3. Don’t share or stockpile leftover antibiotics.
It is human nature to worry about the “what if?” scenarios, which can cause us to hold on to a few extra pills from an unfinished antibiotic course, just in case. There are two problems with this. First, if someone is sick and they are not diagnosed correctly, we could end up using the wrong tool for the job. That can mean using potentially toxic antibiotics when there is no potential benefit for the sick person. Second, if antibiotics are expired, they can be less potent, which means they may not do a good job treating the infection even if it is the right drug.

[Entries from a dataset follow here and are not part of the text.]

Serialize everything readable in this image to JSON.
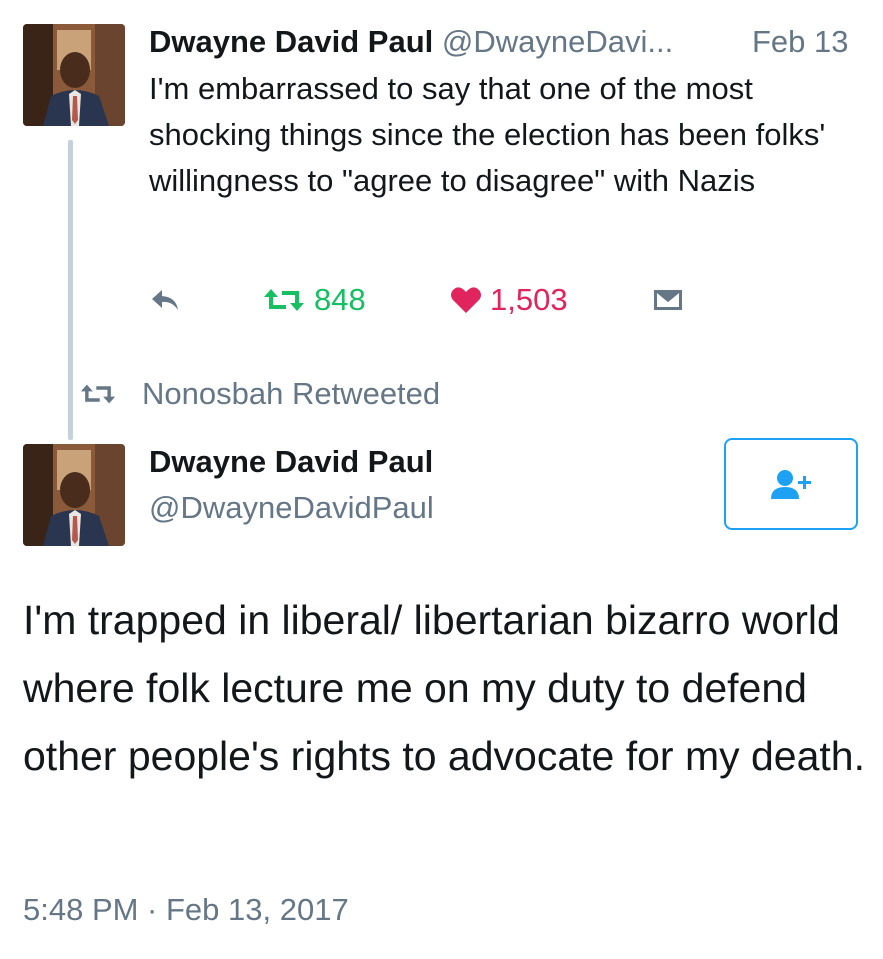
{
  "tweet1": {
    "author_name": "Dwayne David Paul",
    "author_handle": "@DwayneDavi...",
    "date": "Feb 13",
    "text": "I'm embarrassed to say that one of the most shocking things since the election has been folks' willingness to \"agree to disagree\" with Nazis",
    "retweet_count": "848",
    "like_count": "1,503"
  },
  "retweet_context": {
    "label": "Nonosbah Retweeted"
  },
  "tweet2": {
    "author_name": "Dwayne David Paul",
    "author_handle": "@DwayneDavidPaul",
    "text": "I'm trapped in liberal/ libertarian bizarro world where folk lecture me on my duty to defend other people's rights to advocate for my death.",
    "timestamp": "5:48 PM · Feb 13, 2017"
  },
  "icons": {
    "reply": "reply-icon",
    "retweet": "retweet-icon",
    "like": "heart-icon",
    "dm": "envelope-icon",
    "follow": "add-user-icon"
  },
  "colors": {
    "retweet": "#17bf63",
    "like": "#e0245e",
    "accent": "#1da1f2",
    "secondary_text": "#657786"
  }
}
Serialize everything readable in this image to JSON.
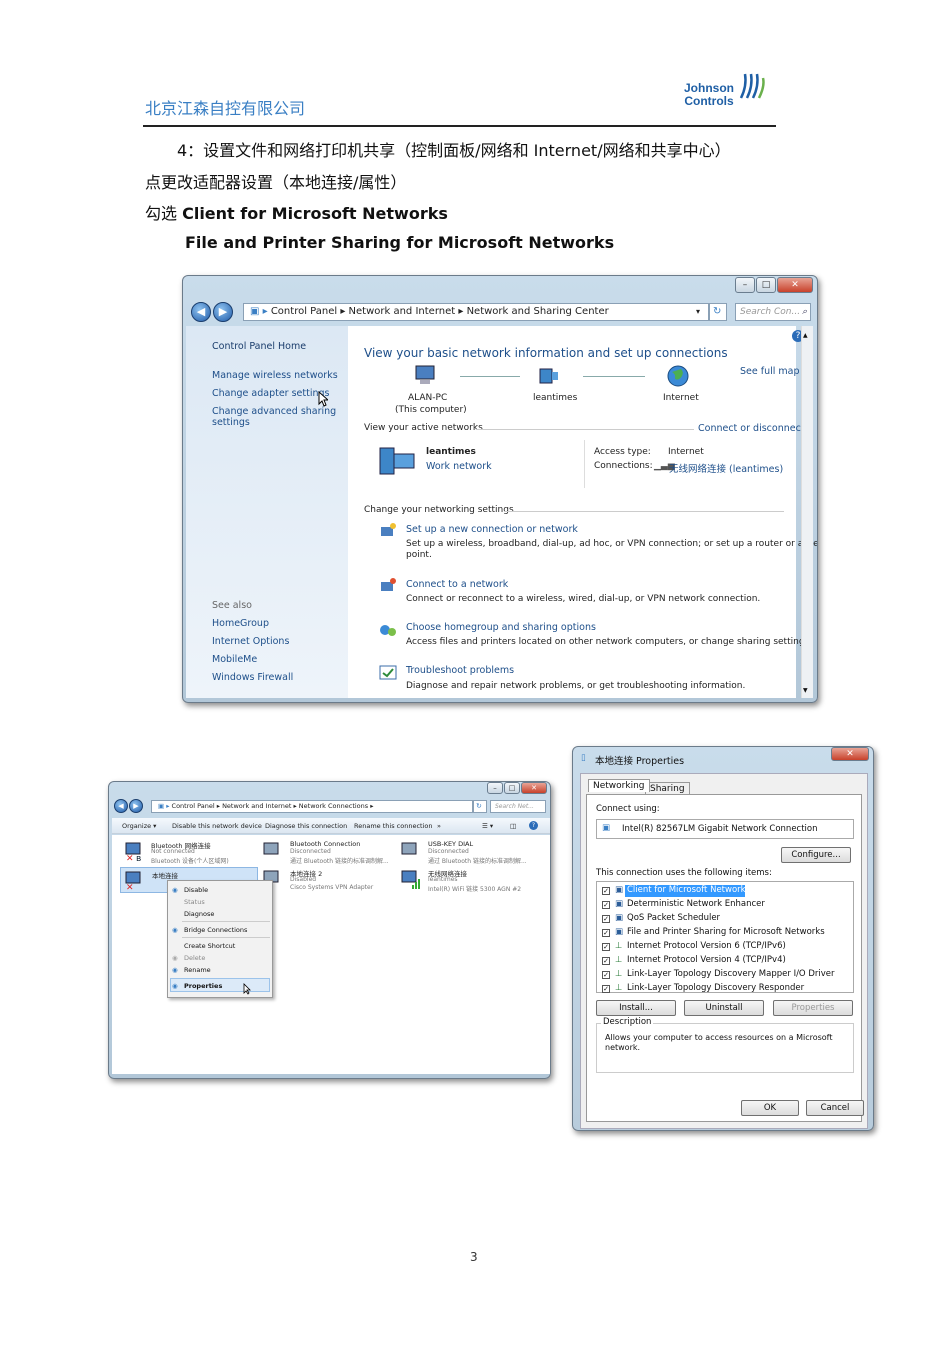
{
  "header": {
    "company": "北京江森自控有限公司",
    "logo_line1": "Johnson",
    "logo_line2": "Controls"
  },
  "body": {
    "line1": "4：设置文件和网络打印机共享（控制面板/网络和 Internet/网络和共享中心）",
    "line2": "点更改适配器设置（本地连接/属性）",
    "line3_prefix": "勾选 ",
    "line3_bold": "Client for Microsoft Networks",
    "line4_bold": "File and Printer Sharing for Microsoft Networks"
  },
  "win1": {
    "breadcrumb": [
      "Control Panel",
      "Network and Internet",
      "Network and Sharing Center"
    ],
    "search_placeholder": "Search Con...",
    "sidebar": {
      "home": "Control Panel Home",
      "items": [
        "Manage wireless networks",
        "Change adapter settings",
        "Change advanced sharing",
        "settings"
      ],
      "see_also": "See also",
      "see_items": [
        "HomeGroup",
        "Internet Options",
        "MobileMe",
        "Windows Firewall"
      ]
    },
    "main": {
      "heading": "View your basic network information and set up connections",
      "see_full_map": "See full map",
      "node1": "ALAN-PC",
      "node1_sub": "(This computer)",
      "node2": "leantimes",
      "node3": "Internet",
      "active_label": "View your active networks",
      "connect_link": "Connect or disconnect",
      "net_name": "leantimes",
      "net_type": "Work network",
      "access_label": "Access type:",
      "access_value": "Internet",
      "conn_label": "Connections:",
      "conn_value": "无线网络连接 (leantimes)",
      "change_label": "Change your networking settings",
      "tasks": [
        {
          "title": "Set up a new connection or network",
          "desc1": "Set up a wireless, broadband, dial-up, ad hoc, or VPN connection; or set up a router or access",
          "desc2": "point."
        },
        {
          "title": "Connect to a network",
          "desc1": "Connect or reconnect to a wireless, wired, dial-up, or VPN network connection.",
          "desc2": ""
        },
        {
          "title": "Choose homegroup and sharing options",
          "desc1": "Access files and printers located on other network computers, or change sharing settings.",
          "desc2": ""
        },
        {
          "title": "Troubleshoot problems",
          "desc1": "Diagnose and repair network problems, or get troubleshooting information.",
          "desc2": ""
        }
      ]
    }
  },
  "win2": {
    "breadcrumb": [
      "Control Panel",
      "Network and Internet",
      "Network Connections"
    ],
    "search_placeholder": "Search Net...",
    "toolbar": [
      "Organize ▾",
      "Disable this network device",
      "Diagnose this connection",
      "Rename this connection",
      "»"
    ],
    "adapters": [
      {
        "name": "Bluetooth 网络连接",
        "status": "Not connected",
        "device": "Bluetooth 设备(个人区域网)"
      },
      {
        "name": "Bluetooth Connection",
        "status": "Disconnected",
        "device": "通过 Bluetooth 链接的标准调制解..."
      },
      {
        "name": "USB-KEY DIAL",
        "status": "Disconnected",
        "device": "通过 Bluetooth 链接的标准调制解..."
      },
      {
        "name": "本地连接",
        "status": "",
        "device": ""
      },
      {
        "name": "本地连接 2",
        "status": "Disabled",
        "device": "Cisco Systems VPN Adapter"
      },
      {
        "name": "无线网络连接",
        "status": "leantimes",
        "device": "Intel(R) WiFi 链接 5300 AGN #2"
      }
    ],
    "menu": [
      "Disable",
      "Status",
      "Diagnose",
      "Bridge Connections",
      "Create Shortcut",
      "Delete",
      "Rename",
      "Properties"
    ]
  },
  "dialog": {
    "title": "本地连接 Properties",
    "tabs": [
      "Networking",
      "Sharing"
    ],
    "connect_using": "Connect using:",
    "adapter": "Intel(R) 82567LM Gigabit Network Connection",
    "configure": "Configure...",
    "items_label": "This connection uses the following items:",
    "items": [
      "Client for Microsoft Networks",
      "Deterministic Network Enhancer",
      "QoS Packet Scheduler",
      "File and Printer Sharing for Microsoft Networks",
      "Internet Protocol Version 6 (TCP/IPv6)",
      "Internet Protocol Version 4 (TCP/IPv4)",
      "Link-Layer Topology Discovery Mapper I/O Driver",
      "Link-Layer Topology Discovery Responder"
    ],
    "install": "Install...",
    "uninstall": "Uninstall",
    "properties": "Properties",
    "desc_label": "Description",
    "desc1": "Allows your computer to access resources on a Microsoft",
    "desc2": "network.",
    "ok": "OK",
    "cancel": "Cancel"
  },
  "footer": {
    "page": "3"
  },
  "colors": {
    "link": "#1f5fb8",
    "header_blue": "#3a7fc4",
    "select": "#3399ff"
  }
}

Baptist Health South Florida  takes infection control and prevention seriously, and is committed to the safe and appropriate use of antibiotics (i.e, antimicrobial stewardship). In all of its facilities, physicians, pharmacists, nurses, and others remain focused on optimizing antibiotic use. They use protocols to help ensure patients get the right antibiotics, and they use local data to improve practices. Baptist Health’s staff is committed to its patients’ wellbeing and to helping them achieve the best possible outcomes by being antibiotic-aware.
Timothy P. Gauthier, Pharm.D., BCPS-AQ ID, is Manager of the Antimicrobial Stewardship Clinical Program for Baptist Health South Florida.